**What the task asks:** Copy out every line in the entries below that includes "true".

**Element data from apps and pages:**

◇ ◇ ◇ ◇ ◇ ◇ ◇

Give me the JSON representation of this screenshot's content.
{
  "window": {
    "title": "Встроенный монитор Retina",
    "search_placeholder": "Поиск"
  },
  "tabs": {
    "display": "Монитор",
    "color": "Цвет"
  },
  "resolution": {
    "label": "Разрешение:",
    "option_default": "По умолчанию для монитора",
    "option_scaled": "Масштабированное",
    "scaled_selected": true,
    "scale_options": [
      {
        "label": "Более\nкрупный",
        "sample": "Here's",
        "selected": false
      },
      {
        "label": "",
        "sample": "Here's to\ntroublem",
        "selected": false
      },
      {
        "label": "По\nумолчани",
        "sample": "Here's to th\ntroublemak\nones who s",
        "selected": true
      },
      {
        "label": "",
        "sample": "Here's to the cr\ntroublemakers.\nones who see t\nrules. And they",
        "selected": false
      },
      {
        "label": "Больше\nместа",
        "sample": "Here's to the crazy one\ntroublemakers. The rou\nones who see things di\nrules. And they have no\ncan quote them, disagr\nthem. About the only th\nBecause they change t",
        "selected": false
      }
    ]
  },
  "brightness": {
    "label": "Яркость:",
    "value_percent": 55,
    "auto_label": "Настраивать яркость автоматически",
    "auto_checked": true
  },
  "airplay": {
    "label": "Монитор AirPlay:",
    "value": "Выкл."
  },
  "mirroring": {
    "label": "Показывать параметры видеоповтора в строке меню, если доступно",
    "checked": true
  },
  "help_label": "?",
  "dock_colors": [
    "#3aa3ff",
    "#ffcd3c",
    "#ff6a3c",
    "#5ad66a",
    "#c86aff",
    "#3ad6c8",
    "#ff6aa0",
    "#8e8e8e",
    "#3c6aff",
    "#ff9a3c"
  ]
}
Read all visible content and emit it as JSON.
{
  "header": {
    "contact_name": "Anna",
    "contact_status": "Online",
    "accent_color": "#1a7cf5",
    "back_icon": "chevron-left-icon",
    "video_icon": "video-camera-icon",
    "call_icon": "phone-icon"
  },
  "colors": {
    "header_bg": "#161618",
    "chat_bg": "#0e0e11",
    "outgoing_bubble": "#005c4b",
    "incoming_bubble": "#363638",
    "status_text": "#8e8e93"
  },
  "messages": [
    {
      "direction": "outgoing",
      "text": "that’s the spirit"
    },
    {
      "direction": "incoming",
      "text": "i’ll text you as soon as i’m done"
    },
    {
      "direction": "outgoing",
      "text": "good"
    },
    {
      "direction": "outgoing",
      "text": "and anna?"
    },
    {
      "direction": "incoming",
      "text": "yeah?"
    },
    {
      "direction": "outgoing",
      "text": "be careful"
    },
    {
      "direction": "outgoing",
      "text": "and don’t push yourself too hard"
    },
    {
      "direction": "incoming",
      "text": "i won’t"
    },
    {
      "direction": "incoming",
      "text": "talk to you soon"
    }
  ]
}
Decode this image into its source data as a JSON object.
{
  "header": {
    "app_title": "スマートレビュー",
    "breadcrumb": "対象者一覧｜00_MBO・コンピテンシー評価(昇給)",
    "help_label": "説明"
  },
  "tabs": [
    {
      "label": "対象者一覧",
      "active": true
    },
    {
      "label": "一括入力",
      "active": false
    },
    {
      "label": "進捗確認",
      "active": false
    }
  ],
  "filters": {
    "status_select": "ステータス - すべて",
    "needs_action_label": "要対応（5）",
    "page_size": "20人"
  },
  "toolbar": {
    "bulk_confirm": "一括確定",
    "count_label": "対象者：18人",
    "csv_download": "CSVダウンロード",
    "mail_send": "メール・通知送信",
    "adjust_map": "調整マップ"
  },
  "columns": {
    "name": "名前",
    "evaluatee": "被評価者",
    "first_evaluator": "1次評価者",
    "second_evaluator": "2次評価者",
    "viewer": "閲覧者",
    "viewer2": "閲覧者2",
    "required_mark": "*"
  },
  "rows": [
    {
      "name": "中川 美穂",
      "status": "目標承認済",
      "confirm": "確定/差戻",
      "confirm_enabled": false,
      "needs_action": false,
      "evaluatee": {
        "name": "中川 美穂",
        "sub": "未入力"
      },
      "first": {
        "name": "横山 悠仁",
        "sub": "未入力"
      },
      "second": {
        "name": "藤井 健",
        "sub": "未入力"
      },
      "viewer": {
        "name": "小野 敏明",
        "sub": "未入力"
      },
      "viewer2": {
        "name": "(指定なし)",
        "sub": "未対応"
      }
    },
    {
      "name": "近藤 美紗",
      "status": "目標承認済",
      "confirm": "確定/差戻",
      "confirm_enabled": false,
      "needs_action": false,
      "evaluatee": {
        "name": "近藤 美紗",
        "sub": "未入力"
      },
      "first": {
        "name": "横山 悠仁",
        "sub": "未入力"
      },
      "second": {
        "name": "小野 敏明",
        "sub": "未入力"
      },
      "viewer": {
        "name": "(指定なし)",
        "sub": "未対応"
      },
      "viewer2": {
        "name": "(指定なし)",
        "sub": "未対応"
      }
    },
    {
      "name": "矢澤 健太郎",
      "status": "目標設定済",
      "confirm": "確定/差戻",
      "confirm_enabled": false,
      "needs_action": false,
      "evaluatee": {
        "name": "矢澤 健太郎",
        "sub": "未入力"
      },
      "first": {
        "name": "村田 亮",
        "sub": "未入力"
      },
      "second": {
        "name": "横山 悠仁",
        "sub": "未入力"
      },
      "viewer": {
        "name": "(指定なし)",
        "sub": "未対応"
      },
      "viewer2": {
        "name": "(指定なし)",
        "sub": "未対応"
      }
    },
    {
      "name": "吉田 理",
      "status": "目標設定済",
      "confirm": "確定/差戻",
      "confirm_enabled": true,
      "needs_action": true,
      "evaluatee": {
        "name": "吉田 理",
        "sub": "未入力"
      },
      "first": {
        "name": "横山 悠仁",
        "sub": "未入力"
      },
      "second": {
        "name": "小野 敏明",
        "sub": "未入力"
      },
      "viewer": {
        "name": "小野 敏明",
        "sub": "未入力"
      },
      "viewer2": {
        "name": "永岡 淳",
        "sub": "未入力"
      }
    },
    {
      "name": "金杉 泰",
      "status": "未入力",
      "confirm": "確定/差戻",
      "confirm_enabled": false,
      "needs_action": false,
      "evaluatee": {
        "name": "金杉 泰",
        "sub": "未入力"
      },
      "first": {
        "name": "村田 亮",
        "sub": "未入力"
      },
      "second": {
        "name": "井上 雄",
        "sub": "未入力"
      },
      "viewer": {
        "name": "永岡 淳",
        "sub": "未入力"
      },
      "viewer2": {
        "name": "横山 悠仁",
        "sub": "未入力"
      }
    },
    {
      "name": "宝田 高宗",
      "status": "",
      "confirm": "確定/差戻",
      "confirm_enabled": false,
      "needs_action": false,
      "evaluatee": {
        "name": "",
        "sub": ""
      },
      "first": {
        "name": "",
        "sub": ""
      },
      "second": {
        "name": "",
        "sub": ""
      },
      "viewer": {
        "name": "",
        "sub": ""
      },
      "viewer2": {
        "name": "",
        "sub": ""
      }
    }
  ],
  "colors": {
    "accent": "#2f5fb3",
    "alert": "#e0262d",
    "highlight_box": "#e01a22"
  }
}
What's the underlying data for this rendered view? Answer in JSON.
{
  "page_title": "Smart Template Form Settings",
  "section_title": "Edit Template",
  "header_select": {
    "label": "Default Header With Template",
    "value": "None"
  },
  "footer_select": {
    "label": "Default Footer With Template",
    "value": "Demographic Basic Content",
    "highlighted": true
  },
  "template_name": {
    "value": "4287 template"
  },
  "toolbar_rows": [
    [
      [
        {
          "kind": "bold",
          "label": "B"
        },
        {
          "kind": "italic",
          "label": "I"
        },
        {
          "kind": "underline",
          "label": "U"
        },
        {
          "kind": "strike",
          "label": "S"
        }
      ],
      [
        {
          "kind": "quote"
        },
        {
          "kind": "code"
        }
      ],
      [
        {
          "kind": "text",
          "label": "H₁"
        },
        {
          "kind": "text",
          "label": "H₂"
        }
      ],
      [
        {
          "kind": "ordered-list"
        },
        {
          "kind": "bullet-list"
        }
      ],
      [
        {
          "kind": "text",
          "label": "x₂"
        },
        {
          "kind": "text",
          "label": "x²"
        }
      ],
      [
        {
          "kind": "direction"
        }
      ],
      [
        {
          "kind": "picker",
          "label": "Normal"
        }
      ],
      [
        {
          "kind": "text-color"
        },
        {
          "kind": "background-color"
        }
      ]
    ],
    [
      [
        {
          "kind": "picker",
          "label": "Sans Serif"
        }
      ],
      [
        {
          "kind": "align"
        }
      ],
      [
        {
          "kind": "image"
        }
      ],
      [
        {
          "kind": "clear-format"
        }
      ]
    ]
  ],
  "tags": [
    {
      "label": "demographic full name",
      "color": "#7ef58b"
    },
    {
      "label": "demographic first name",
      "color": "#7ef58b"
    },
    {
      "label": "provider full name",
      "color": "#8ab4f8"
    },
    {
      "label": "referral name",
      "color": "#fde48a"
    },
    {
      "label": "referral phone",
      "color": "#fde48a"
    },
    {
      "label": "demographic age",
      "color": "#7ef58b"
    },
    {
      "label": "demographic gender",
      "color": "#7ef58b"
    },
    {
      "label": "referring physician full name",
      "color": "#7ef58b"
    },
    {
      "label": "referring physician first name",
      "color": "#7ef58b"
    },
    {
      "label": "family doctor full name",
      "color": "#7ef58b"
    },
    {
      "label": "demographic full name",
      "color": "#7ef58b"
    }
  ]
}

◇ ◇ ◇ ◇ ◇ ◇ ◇

**Solution to this task:**
    "scaled_selected": true,
        "selected": true
    "auto_checked": true
    "checked": true
      "active": true
      "confirm_enabled": true,
      "needs_action": true,
    "highlighted": true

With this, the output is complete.